**Requirement:**
Write out each entry once more so that it matches the original exactly.

**Data shown:**
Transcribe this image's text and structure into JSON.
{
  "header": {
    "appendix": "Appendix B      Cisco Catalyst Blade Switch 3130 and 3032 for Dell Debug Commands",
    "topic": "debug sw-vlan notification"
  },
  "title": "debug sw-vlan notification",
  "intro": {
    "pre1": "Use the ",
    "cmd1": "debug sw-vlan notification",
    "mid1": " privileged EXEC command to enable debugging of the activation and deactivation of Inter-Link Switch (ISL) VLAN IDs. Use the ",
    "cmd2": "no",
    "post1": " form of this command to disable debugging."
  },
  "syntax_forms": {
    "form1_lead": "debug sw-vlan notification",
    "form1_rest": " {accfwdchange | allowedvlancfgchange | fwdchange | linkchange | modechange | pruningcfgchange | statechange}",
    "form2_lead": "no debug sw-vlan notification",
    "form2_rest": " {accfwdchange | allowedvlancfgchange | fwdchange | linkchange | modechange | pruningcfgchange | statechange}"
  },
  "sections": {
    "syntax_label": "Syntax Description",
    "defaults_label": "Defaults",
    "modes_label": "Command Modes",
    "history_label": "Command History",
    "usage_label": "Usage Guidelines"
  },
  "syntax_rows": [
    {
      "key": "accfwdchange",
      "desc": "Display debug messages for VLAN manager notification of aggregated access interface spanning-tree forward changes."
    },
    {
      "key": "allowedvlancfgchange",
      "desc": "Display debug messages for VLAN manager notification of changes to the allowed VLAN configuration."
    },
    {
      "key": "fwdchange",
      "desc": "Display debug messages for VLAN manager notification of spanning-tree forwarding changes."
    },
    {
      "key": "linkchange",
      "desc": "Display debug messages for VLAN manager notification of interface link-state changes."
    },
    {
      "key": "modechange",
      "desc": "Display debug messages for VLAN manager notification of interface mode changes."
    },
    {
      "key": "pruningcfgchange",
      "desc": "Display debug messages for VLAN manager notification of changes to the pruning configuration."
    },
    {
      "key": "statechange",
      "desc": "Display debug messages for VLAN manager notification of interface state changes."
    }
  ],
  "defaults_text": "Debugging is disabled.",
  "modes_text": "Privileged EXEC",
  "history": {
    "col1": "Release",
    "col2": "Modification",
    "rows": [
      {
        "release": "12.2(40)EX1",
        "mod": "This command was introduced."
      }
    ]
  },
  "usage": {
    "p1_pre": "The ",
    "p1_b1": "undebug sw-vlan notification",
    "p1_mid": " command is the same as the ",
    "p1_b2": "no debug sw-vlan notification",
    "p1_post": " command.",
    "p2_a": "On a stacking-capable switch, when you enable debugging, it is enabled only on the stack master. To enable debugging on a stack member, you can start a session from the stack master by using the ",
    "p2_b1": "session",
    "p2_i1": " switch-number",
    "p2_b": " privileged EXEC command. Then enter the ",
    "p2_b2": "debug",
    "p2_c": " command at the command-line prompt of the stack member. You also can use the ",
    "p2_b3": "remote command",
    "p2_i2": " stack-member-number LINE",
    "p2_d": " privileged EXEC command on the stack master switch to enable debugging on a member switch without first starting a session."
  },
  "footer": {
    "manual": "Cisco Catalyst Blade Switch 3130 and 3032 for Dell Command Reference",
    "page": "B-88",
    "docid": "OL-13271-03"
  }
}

**Answer section:**
Transcribe this image's text and structure into JSON.
{
  "header": {
    "appendix": "Appendix B      Cisco Catalyst Blade Switch 3130 and 3032 for Dell Debug Commands",
    "topic": "debug sw-vlan notification"
  },
  "title": "debug sw-vlan notification",
  "intro": {
    "pre1": "Use the ",
    "cmd1": "debug sw-vlan notification",
    "mid1": " privileged EXEC command to enable debugging of the activation and deactivation of Inter-Link Switch (ISL) VLAN IDs. Use the ",
    "cmd2": "no",
    "post1": " form of this command to disable debugging."
  },
  "syntax_forms": {
    "form1_lead": "debug sw-vlan notification",
    "form1_rest": " {accfwdchange | allowedvlancfgchange | fwdchange | linkchange | modechange | pruningcfgchange | statechange}",
    "form2_lead": "no debug sw-vlan notification",
    "form2_rest": " {accfwdchange | allowedvlancfgchange | fwdchange | linkchange | modechange | pruningcfgchange | statechange}"
  },
  "sections": {
    "syntax_label": "Syntax Description",
    "defaults_label": "Defaults",
    "modes_label": "Command Modes",
    "history_label": "Command History",
    "usage_label": "Usage Guidelines"
  },
  "syntax_rows": [
    {
      "key": "accfwdchange",
      "desc": "Display debug messages for VLAN manager notification of aggregated access interface spanning-tree forward changes."
    },
    {
      "key": "allowedvlancfgchange",
      "desc": "Display debug messages for VLAN manager notification of changes to the allowed VLAN configuration."
    },
    {
      "key": "fwdchange",
      "desc": "Display debug messages for VLAN manager notification of spanning-tree forwarding changes."
    },
    {
      "key": "linkchange",
      "desc": "Display debug messages for VLAN manager notification of interface link-state changes."
    },
    {
      "key": "modechange",
      "desc": "Display debug messages for VLAN manager notification of interface mode changes."
    },
    {
      "key": "pruningcfgchange",
      "desc": "Display debug messages for VLAN manager notification of changes to the pruning configuration."
    },
    {
      "key": "statechange",
      "desc": "Display debug messages for VLAN manager notification of interface state changes."
    }
  ],
  "defaults_text": "Debugging is disabled.",
  "modes_text": "Privileged EXEC",
  "history": {
    "col1": "Release",
    "col2": "Modification",
    "rows": [
      {
        "release": "12.2(40)EX1",
        "mod": "This command was introduced."
      }
    ]
  },
  "usage": {
    "p1_pre": "The ",
    "p1_b1": "undebug sw-vlan notification",
    "p1_mid": " command is the same as the ",
    "p1_b2": "no debug sw-vlan notification",
    "p1_post": " command.",
    "p2_a": "On a stacking-capable switch, when you enable debugging, it is enabled only on the stack master. To enable debugging on a stack member, you can start a session from the stack master by using the ",
    "p2_b1": "session",
    "p2_i1": " switch-number",
    "p2_b": " privileged EXEC command. Then enter the ",
    "p2_b2": "debug",
    "p2_c": " command at the command-line prompt of the stack member. You also can use the ",
    "p2_b3": "remote command",
    "p2_i2": " stack-member-number LINE",
    "p2_d": " privileged EXEC command on the stack master switch to enable debugging on a member switch without first starting a session."
  },
  "footer": {
    "manual": "Cisco Catalyst Blade Switch 3130 and 3032 for Dell Command Reference",
    "page": "B-88",
    "docid": "OL-13271-03"
  }
}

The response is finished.